History of the ESA
In 1966, Congress passed the Endangered Species Preservation Act—the first piece of comprehensive endangered species legislation under which the very first list of threatened and endangered species was compiled. The Endangered Species Conservation Act of 1969 improved upon the 1966 Act, providing better protection to species habitats and considered species in danger of worldwide extinction. Still not satisfied with the protections the 1969 Act provided for domestic species, Congress passed the Endangered Species Act of 1973 (ESA). The ESA combined and strengthened its predecessors, to become the primary means for federal agencies to protect threatened and endangered species and their habitats.
The ESA today provides comprehensive protection to threatened and endangered species through listing the species, preparing recovery plans, preventing harm, protecting habitat, coordinating among government agencies and NGO efforts, and raising public awareness. There are 1,674 domestic species listed under the ESA (1,269 endangered and 405 threatened); 1,387 of which have recovery plans. The law has been found to be highly effective; it has prevented 99% of listed species from going extinct, including species like the bald eagle, whooping crane, southern sea otter, and green sea turtle.
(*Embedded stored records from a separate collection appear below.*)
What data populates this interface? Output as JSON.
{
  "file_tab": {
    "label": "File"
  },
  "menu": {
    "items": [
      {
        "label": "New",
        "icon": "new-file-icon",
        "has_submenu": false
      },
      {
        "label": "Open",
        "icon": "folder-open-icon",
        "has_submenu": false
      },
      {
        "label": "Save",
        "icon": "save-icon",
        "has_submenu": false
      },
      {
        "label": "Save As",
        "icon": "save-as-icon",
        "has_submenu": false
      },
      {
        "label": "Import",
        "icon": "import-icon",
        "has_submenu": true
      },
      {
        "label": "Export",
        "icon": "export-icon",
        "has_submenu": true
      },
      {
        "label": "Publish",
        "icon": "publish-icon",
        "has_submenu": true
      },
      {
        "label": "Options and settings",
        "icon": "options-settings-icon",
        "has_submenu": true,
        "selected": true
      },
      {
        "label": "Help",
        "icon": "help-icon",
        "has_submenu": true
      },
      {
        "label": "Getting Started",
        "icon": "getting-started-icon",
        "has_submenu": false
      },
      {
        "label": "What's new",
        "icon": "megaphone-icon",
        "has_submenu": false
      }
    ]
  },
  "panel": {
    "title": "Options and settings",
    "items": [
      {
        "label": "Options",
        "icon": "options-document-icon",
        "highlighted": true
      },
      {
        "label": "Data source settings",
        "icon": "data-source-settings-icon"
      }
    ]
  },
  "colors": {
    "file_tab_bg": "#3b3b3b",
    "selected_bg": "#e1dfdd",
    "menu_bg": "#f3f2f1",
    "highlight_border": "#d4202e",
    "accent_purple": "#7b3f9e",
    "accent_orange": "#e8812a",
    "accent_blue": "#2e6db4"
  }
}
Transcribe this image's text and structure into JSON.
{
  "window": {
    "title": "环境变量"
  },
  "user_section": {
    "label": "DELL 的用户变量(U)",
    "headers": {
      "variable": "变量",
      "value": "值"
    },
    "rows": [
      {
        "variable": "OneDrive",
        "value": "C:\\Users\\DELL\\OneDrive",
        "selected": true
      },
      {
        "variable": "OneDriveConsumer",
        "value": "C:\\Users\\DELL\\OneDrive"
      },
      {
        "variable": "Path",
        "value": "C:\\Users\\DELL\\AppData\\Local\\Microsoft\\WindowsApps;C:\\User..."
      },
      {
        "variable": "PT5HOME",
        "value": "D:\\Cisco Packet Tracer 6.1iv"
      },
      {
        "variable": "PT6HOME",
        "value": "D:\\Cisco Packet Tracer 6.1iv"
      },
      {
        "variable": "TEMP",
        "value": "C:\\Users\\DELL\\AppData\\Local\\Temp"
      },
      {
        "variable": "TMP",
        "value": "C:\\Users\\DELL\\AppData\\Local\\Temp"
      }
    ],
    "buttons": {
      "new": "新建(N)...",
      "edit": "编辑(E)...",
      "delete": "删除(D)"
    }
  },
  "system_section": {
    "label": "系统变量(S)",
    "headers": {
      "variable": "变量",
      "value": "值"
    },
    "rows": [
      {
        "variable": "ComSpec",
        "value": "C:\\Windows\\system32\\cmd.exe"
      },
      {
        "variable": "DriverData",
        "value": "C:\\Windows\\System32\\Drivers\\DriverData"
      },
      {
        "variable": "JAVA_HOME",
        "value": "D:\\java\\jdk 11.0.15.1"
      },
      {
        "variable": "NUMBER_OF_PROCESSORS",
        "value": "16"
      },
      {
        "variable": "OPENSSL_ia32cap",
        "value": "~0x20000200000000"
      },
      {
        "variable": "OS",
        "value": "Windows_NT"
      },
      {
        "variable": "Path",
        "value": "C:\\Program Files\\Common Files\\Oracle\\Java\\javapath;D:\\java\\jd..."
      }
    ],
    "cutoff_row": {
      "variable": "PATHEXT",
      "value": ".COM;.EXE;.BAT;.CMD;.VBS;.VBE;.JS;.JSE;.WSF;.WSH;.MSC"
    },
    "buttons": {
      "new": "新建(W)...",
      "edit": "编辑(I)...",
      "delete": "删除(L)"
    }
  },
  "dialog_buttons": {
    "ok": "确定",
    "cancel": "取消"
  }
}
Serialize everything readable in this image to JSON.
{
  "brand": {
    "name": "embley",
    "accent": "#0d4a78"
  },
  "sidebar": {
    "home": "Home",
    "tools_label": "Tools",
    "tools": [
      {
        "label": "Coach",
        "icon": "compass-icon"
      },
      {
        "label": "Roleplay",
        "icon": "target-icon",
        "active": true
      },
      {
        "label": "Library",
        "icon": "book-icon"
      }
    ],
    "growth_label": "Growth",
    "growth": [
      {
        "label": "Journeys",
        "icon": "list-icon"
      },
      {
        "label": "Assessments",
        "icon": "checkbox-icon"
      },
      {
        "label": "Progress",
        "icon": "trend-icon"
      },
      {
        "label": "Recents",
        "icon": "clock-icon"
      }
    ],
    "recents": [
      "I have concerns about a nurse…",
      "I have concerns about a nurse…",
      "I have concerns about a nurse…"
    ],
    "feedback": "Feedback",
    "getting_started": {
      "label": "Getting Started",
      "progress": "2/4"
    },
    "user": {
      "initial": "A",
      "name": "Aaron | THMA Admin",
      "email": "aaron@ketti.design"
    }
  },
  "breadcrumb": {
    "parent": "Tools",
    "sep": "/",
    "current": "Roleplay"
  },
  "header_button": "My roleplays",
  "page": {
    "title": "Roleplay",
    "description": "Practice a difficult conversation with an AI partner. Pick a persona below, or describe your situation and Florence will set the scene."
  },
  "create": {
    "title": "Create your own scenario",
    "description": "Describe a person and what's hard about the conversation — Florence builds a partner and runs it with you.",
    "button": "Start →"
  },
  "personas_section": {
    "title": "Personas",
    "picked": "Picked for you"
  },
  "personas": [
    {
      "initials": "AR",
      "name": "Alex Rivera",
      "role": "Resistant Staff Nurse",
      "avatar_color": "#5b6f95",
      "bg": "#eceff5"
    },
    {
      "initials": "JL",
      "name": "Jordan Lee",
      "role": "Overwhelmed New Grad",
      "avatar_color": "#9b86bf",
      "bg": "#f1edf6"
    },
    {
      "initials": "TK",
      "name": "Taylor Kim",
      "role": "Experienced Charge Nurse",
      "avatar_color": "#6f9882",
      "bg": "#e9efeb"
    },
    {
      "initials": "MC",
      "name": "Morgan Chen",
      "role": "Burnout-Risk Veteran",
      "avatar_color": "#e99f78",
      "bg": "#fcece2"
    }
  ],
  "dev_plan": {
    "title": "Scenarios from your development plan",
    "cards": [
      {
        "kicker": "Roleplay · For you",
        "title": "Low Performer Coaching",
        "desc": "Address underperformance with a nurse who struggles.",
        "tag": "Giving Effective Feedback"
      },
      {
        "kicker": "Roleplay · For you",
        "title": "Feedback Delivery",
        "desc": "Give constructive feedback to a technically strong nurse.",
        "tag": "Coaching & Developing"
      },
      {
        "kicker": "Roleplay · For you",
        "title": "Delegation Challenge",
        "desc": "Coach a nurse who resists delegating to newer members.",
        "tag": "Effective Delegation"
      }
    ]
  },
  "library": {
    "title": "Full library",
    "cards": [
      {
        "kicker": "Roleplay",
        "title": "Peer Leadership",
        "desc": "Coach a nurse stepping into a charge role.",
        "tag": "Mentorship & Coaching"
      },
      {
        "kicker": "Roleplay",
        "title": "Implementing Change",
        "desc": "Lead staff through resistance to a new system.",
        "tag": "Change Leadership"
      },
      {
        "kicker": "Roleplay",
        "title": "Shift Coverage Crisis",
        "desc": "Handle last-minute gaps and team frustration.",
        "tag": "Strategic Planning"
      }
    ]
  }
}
The ESA works in concert with other laws like the Migratory Bird Treaty Act, Marine Mammal Protection Act, and the National Marine Sanctuaries Act. For example, endangered and threatened species protected under the ESA are also protected under sanctuary regulations when they are inside a national marine sanctuary. NOAA, the U.S. Fish and Wildlife Service, other federal and state agencies, and NGO partners work together to protect endangered and threatened species and the habitats on which they depend.
Those of us alive today have been deprived of the Atlantic gray whale, great auk, and Steller's sea cow because laws weren't enacted quickly enough to protect them. For 50 years, the Endangered Species Act has helped ensure that we have tools to prevent the sorrow of an endling due to human causes. We hope to never have to speak of the end of the North Atlantic right whale or the roseate tern in Stellwagen Bank National Marine Sanctuary, or write about the manatee, green sea turtle, or staghorn coral missing from the waters of Florida Keys National Marine Sanctuary. We hope not to look in vain for the northern fur seal or marbled murrelet in Monterey Bay National Marine Sanctuary, or memorialize the extinct humpback whale, Hawaiian monk seal, or nēnē of Papahānaumokuākea Marine National Monument.
We hope to never hear the word “endling” ever again.
Elizabeth Moore is a former policy analyst for NOAA's Office of National Marine Sanctuaries